While I’ve only been blogging formally for about 7 months now it didn’t take me long to realize that blogging was something I was extremely passionate about. Before blogging with The Buzz, I had only mediocre experience blogging, only attempting (and failing) at running my own blog while I was pregnant with my daughter and shortly there after. So when I was asked by a professor if I’d be interested in blogging for the school I was skeptical that I had what it took to be a blogger but my friends encouraged me to give it a shot. I sent in my material and hoped for the best and after an interview I was ecstatic that I’d gotten the position.
I quickly found that blogging for an already established medium was a lot easier than setting up my own blog from scratch. The Buzz was already in motion and already had regular bloggers who I’d be joining and peer editing with. The existing foundation and peer support made jumping into blogging an easy transition and it was really helpful having another set of eyes to look over my work before it went live. Having that additional support gave me confidence in my work and I quickly started promoting what I was doing and the amazing atmosphere of The Buzz itself. I did some research on promoting your brand and building an audience and I was amazed at the response I got.
It didn’t take long to fall in love with and look forward to my weekly posts, I often plotted them out weeks in advance when ideas came to me. I loved blogging because I felt that I had a forum to share my story, my wins and losses and share with or support other young women who’d been in my shoes. I felt like my words would have been a comfort to me had I come across them when I was struggling and I hoped that my words offered comfort to a young mom who was struggling or at a low point in her life. I was surprised however when I realized my blogs were reaching more than just moms and young women but that guys and even fathers were reading too!
The single proudest and heartwarming moment for me though was when a classmate sent me an email that he’d read one of my posts and it gave him the clarity he needed to work on his relationship that he’d previously felt he lost. I was stunned and honored that my words were that powerful to help someone and give him or her insight into a personal situation. It was from that evening on that I was sure I would dedicate myself to blogging in some way shape or form; I wanted my words, my experiences and my success to help motivate and inspire people to chase their dreams.
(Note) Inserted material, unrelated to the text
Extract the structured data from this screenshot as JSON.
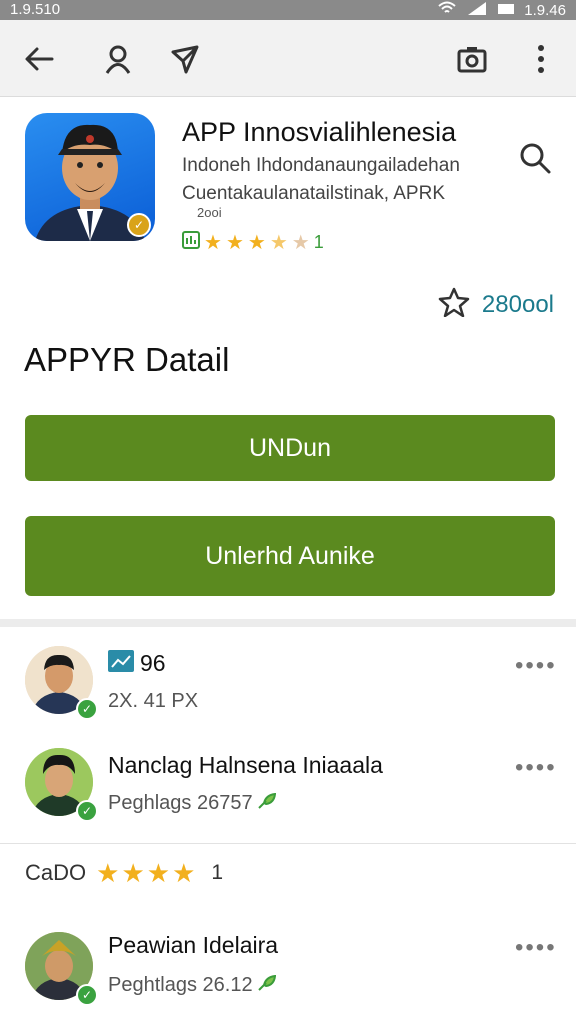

I’m so thrilled to be back for the summer and I hope you’ll join me as I sketch out the steps I took in becoming a successful blogger.